- Anne Royall, the same story with a new cast, two years later: Witness for the People
- Sara Josepha Hale, editor of Godey’s Lady’s Book: Sara Josepha Hale
- Nellie Bly, into the madhouse and around the world: Nellie was a lady
- Margaret Fuller, author, editor of The Dial and New York Herald foreign correspondent; more details on my Margaret Fuller page, but the name of the episode is still a mystery: The Heart & the Fountain
- Abigail Scott Duniway, Oregon suffragist editor (1836-1915) of The New Northwest newspaper, profiled on the program Westward the Women. (The story is based on a book by that name by Nancy Wilson Ross, not to be confused with a fictional Hollywood film by that name, about a wagon train full of mail-order brides. For more about Duniway, see the Oregon Historical Society.)
- Elizabeth and Henry Hough, co-editors of The Vineyard Gazette. Once More the Thunderer is a more recent story than most Cavalcade episodes. Broadcast in 1951, it was based on a 1950 book by Henry Beetle Hough about the couple’s adventures running a country newspaper on Martha’s Vineyard island, come hurricane or high water. (They ran it together for another 14 years, until her death. A few years later, Hough sold the paper to Scotty Reston of The New York Times.)
- Sabra Cravat of Cimarron — unlike most Cavalcade women of the press, Sabra was fictional, from the Edna Ferber novel and Oscar-winning film about the Oklahoma territory, “Cimarron.” (The character was a composite, inspired in part by Elva Shartel Ferguson, journalist and first-lady of Oklahoma.) The 1931 movie’s co-star, Irene Dunne, takes the role again in the 1941 radio version, making it more Sabra’s story than her sometime-newspaperman husband’s, especially without the original male lead, Richard Dix, in the radio cast.
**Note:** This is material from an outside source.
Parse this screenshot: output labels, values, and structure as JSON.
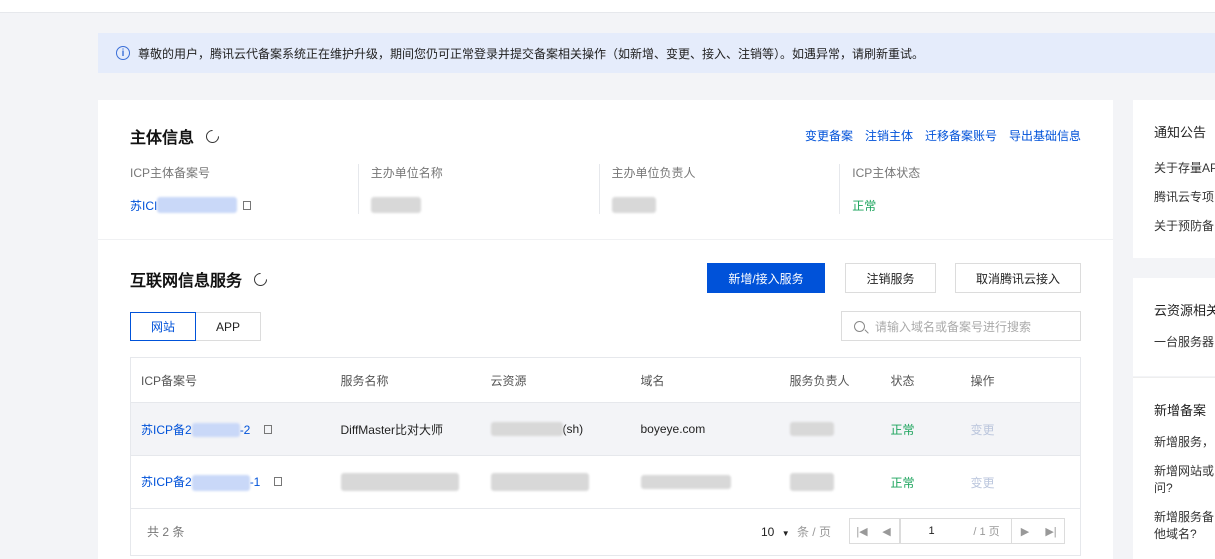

In the movie, the visual spectacle of the Oklahoma land-rush and a few gunfights probably stole the show from the newspapering. Coincidentally, some say Cimarron stole the Oscar for best picture of 1931 from another “newspaper” movie, “The Front Page.” Another coincidence: Irene Dunne later had her own radio series “Bright Star,” a romantic comedy, in which she played… a newspaper editor.
- Jane Grey Swisshelm. The sound of a whip on a silent slave’s back opens Troublesome Jane, an original Cavalcade episode about editor Swisshelm launching an abolitionist newspaper in Minnesota. (She was also the first woman to cover a story from the Senate press gallery, but that was before this episode in her life.)
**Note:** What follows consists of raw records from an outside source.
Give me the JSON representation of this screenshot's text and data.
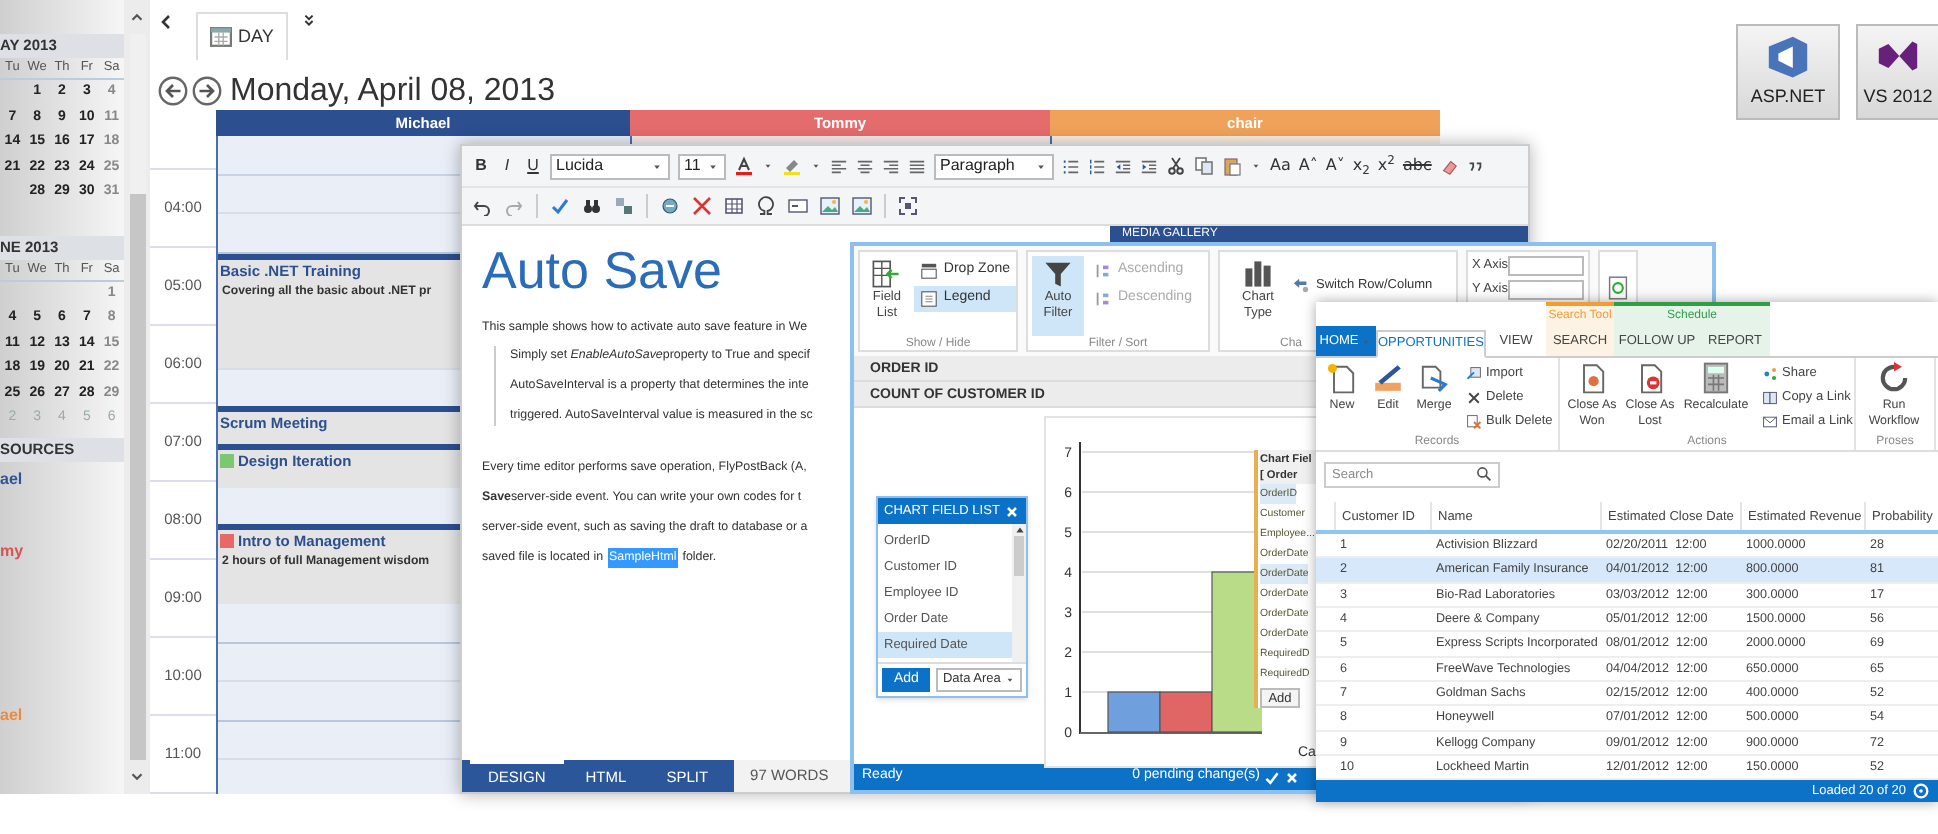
{
  "scheduler": {
    "mini_calendars": [
      {
        "title": "AY 2013",
        "day_headers": [
          "Tu",
          "We",
          "Th",
          "Fr",
          "Sa"
        ],
        "weeks": [
          {
            "days": [
              "1",
              "2",
              "3",
              "4"
            ],
            "other_month": false
          },
          {
            "days": [
              "7",
              "8",
              "9",
              "10",
              "11"
            ],
            "other_month": false
          },
          {
            "days": [
              "14",
              "15",
              "16",
              "17",
              "18"
            ],
            "other_month": false
          },
          {
            "days": [
              "21",
              "22",
              "23",
              "24",
              "25"
            ],
            "other_month": false
          },
          {
            "days": [
              "28",
              "29",
              "30",
              "31"
            ],
            "other_month": false
          }
        ]
      },
      {
        "title": "NE 2013",
        "day_headers": [
          "Tu",
          "We",
          "Th",
          "Fr",
          "Sa"
        ],
        "weeks": [
          {
            "days": [
              "1"
            ],
            "other_month": false
          },
          {
            "days": [
              "4",
              "5",
              "6",
              "7",
              "8"
            ],
            "other_month": false
          },
          {
            "days": [
              "11",
              "12",
              "13",
              "14",
              "15"
            ],
            "other_month": false
          },
          {
            "days": [
              "18",
              "19",
              "20",
              "21",
              "22"
            ],
            "other_month": false
          },
          {
            "days": [
              "25",
              "26",
              "27",
              "28",
              "29"
            ],
            "other_month": false
          },
          {
            "days": [
              "2",
              "3",
              "4",
              "5",
              "6"
            ],
            "other_month": true
          }
        ]
      }
    ],
    "resources_title": "SOURCES",
    "resource_list": [
      {
        "label": "ael",
        "color": "#2f5597"
      },
      {
        "label": "my",
        "color": "#d9534f"
      },
      {
        "label": "ael",
        "color": "#ee8a3a"
      }
    ],
    "view_tab": "DAY",
    "date": "Monday, April 08, 2013",
    "resources": [
      {
        "name": "Michael",
        "color": "#2b4f8f"
      },
      {
        "name": "Tommy",
        "color": "#e46c6c"
      },
      {
        "name": "chair",
        "color": "#f0a25a"
      }
    ],
    "hours": [
      "04:00",
      "05:00",
      "06:00",
      "07:00",
      "08:00",
      "09:00",
      "10:00",
      "11:00"
    ],
    "events": [
      {
        "title": "Basic .NET Training",
        "description": "Covering all the basic about .NET pr"
      },
      {
        "title": "Scrum Meeting"
      },
      {
        "title": "Design Iteration",
        "color": "#7cc86e"
      },
      {
        "title": "Intro to Management",
        "color": "#e86868",
        "description": "2 hours of full Management wisdom"
      }
    ]
  },
  "logos": [
    {
      "label": "ASP.NET"
    },
    {
      "label": "VS 2012"
    }
  ],
  "editor": {
    "format_buttons": [
      "B",
      "I",
      "U"
    ],
    "font": "Lucida",
    "size": "11",
    "block": "Paragraph",
    "text_buttons": [
      "Aa",
      "A˄",
      "A˅",
      "x$_{2}$",
      "x$^{2}$",
      "abc"
    ],
    "title": "Auto Save",
    "intro": "This sample shows how to activate auto save feature in We",
    "quote_first": {
      "before": "Simply set",
      "italic": "EnableAutoSave",
      "after": "property to True and specif"
    },
    "quote_lines": [
      "AutoSaveInterval is a property that determines the inte",
      "triggered. AutoSaveInterval value is measured in the sc"
    ],
    "body_lines": [
      "Every time editor performs save operation, FlyPostBack (A,",
      "**Save**server-side event. You can write your own codes for t",
      "server-side event, such as saving the draft to database or a"
    ],
    "last_line": {
      "before": "saved file is located in",
      "highlight": "SampleHtml",
      "after": "folder."
    },
    "side_panel_title": "MEDIA GALLERY",
    "mode_tabs": [
      {
        "label": "DESIGN",
        "selected": true
      },
      {
        "label": "HTML",
        "selected": false
      },
      {
        "label": "SPLIT",
        "selected": false
      }
    ],
    "word_count": "97 WORDS"
  },
  "pivot": {
    "ribbon": {
      "field_list": "Field List",
      "drop_zone": {
        "label": "Drop Zone",
        "selected": false
      },
      "legend": {
        "label": "Legend",
        "selected": true
      },
      "show_hide": "Show / Hide",
      "auto_filter": {
        "label": "Auto Filter",
        "selected": true
      },
      "ascending": {
        "label": "Ascending",
        "disabled": true
      },
      "descending": {
        "label": "Descending",
        "disabled": true
      },
      "filter_sort": "Filter / Sort",
      "chart_type": "Chart Type",
      "switch": "Switch Row/Column",
      "chart_group": "Cha",
      "x_axis": "X Axis",
      "y_axis": "Y Axis"
    },
    "rows": [
      "ORDER ID",
      "COUNT OF CUSTOMER ID"
    ],
    "field_list": {
      "title": "CHART FIELD LIST",
      "items": [
        {
          "label": "OrderID",
          "selected": false
        },
        {
          "label": "Customer ID",
          "selected": false
        },
        {
          "label": "Employee ID",
          "selected": false
        },
        {
          "label": "Order Date",
          "selected": false
        },
        {
          "label": "Required Date",
          "selected": true
        }
      ],
      "add": "Add",
      "area": "Data Area"
    },
    "chart_data": {
      "type": "bar",
      "xlabel": "Ca",
      "grid": true,
      "ylim": [
        0,
        7
      ],
      "yticks": [
        0,
        1,
        2,
        3,
        4,
        5,
        6,
        7
      ],
      "series": [
        {
          "color": "#6f9fdc",
          "values": [
            1
          ]
        },
        {
          "color": "#e06666",
          "values": [
            1
          ]
        },
        {
          "color": "#b8dc88",
          "values": [
            4
          ]
        }
      ]
    },
    "popup": {
      "title_lines": [
        "Chart Fiel",
        "[ Order"
      ],
      "items": [
        {
          "label": "OrderID",
          "selected": true
        },
        {
          "label": "Customer",
          "selected": false
        },
        {
          "label": "Employee...",
          "selected": false
        },
        {
          "label": "OrderDate",
          "selected": false
        },
        {
          "label": "OrderDate",
          "selected": true
        },
        {
          "label": "OrderDate",
          "selected": false
        },
        {
          "label": "OrderDate",
          "selected": false
        },
        {
          "label": "OrderDate",
          "selected": false
        },
        {
          "label": "RequiredD",
          "selected": false
        },
        {
          "label": "RequiredD",
          "selected": false
        }
      ],
      "add": "Add"
    },
    "status": "Ready",
    "pending": "0 pending change(s)"
  },
  "crm": {
    "context_groups": [
      {
        "label": "Search Tool",
        "color": "#f39c32"
      },
      {
        "label": "Schedule",
        "color": "#2e9e48"
      }
    ],
    "tabs": [
      {
        "label": "HOME",
        "kind": "file"
      },
      {
        "label": "OPPORTUNITIES",
        "kind": "tab",
        "selected": true
      },
      {
        "label": "VIEW",
        "kind": "tab",
        "selected": false
      },
      {
        "label": "SEARCH",
        "kind": "tab",
        "selected": false
      },
      {
        "label": "FOLLOW UP",
        "kind": "tab",
        "selected": false
      },
      {
        "label": "REPORT",
        "kind": "tab",
        "selected": false
      }
    ],
    "ribbon_groups": [
      {
        "label": "Records",
        "large": [
          "New",
          "Edit",
          "Merge"
        ],
        "small": [
          "Import",
          "Delete",
          "Bulk Delete"
        ]
      },
      {
        "label": "Actions",
        "large": [
          "Close As Won",
          "Close As Lost",
          "Recalculate"
        ],
        "small": [
          "Share",
          "Copy a Link",
          "Email a Link"
        ]
      },
      {
        "label": "Proses",
        "large": [
          "Run Workflow"
        ]
      }
    ],
    "search_placeholder": "Search",
    "columns": [
      "Customer ID",
      "Name",
      "Estimated Close Date",
      "Estimated Revenue",
      "Probability"
    ],
    "rows": [
      {
        "cells": [
          "1",
          "Activision Blizzard",
          "02/20/2011  12:00",
          "1000.0000",
          "28"
        ],
        "selected": false
      },
      {
        "cells": [
          "2",
          "American Family Insurance",
          "04/01/2012  12:00",
          "800.0000",
          "81"
        ],
        "selected": true
      },
      {
        "cells": [
          "3",
          "Bio-Rad Laboratories",
          "03/03/2012  12:00",
          "300.0000",
          "17"
        ],
        "selected": false
      },
      {
        "cells": [
          "4",
          "Deere & Company",
          "05/01/2012  12:00",
          "1500.0000",
          "56"
        ],
        "selected": false
      },
      {
        "cells": [
          "5",
          "Express Scripts Incorporated",
          "08/01/2012  12:00",
          "2000.0000",
          "69"
        ],
        "selected": false
      },
      {
        "cells": [
          "6",
          "FreeWave Technologies",
          "04/04/2012  12:00",
          "650.0000",
          "65"
        ],
        "selected": false
      },
      {
        "cells": [
          "7",
          "Goldman Sachs",
          "02/15/2012  12:00",
          "400.0000",
          "52"
        ],
        "selected": false
      },
      {
        "cells": [
          "8",
          "Honeywell",
          "07/01/2012  12:00",
          "500.0000",
          "54"
        ],
        "selected": false
      },
      {
        "cells": [
          "9",
          "Kellogg Company",
          "09/01/2012  12:00",
          "900.0000",
          "72"
        ],
        "selected": false
      },
      {
        "cells": [
          "10",
          "Lockheed Martin",
          "12/01/2012  12:00",
          "150.0000",
          "52"
        ],
        "selected": false
      }
    ],
    "footer": "Loaded 20 of 20"
  }
}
“Big sister, literary amazon, female abolitionist, why you can’t be up to the five-foot mark… I was good and scared after all we heard about you, Jane…”
That’s her brother-in-law talking, before she learns about a Missouri slave owner who has been bringing his slaves north to work his property. The brother-in-law just happens to own a printing press, which is the beginning of some dramatic confrontations and an emotional conclusion. The story is based on an episode in Swisshelm’s life, from the book Female Persuasion: Six strong-minded women by Margaret Farrand Thorp. (For a more recent biography, see Jane Grey Swisshelm:
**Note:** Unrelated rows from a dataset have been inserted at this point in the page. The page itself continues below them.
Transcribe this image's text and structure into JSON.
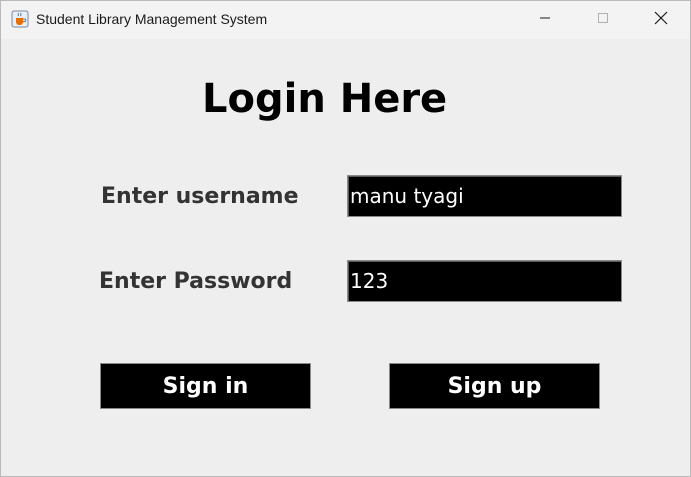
{
  "window": {
    "title": "Student Library Management System",
    "icon": "java-coffee-cup-icon"
  },
  "titlebar_controls": {
    "minimize": "minimize-icon",
    "maximize": "maximize-icon",
    "close": "close-icon"
  },
  "form": {
    "heading": "Login Here",
    "username_label": "Enter username",
    "username_value": "manu tyagi",
    "password_label": "Enter Password",
    "password_value": "123",
    "signin_label": "Sign in",
    "signup_label": "Sign up"
  },
  "colors": {
    "window_background": "#eeeeee",
    "field_background": "#000000",
    "field_text": "#ffffff",
    "button_background": "#000000",
    "button_text": "#ffffff"
  }
}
An Unconventional Life, 1815-1884 by Sylvia D. Hoffert.)
In the Cavalcade episode, Swisshelm is played by Ruth Hussey, whom newspaper-movie fans may know as the independent-minded photojournalist in the The Philadelphia Story, which was also adapted for radio several times, at least once with Hussey recreating her Academy-Award-nominated role.
- Finally, Lillian Sholes wasn’t exactly a journalist, but she worked closely with her editor father, whose invention — and her demonstrations of it — changed the writing profession. Cavalcade made her the narrator and heroine of the story of the development of the typewriter, although the title “The Reluctant Pioneer” referred to her father.
Front Page Girls: Women Journalists in American Culture and Fiction, 18810-1930, by Jean Marie Lutes, Cornell University Press, 2007
More than 25 other JHeroes blog posts and pages about women journalists, real and fictional. (Click on “older posts” at the bottom of that page to see additional pages.)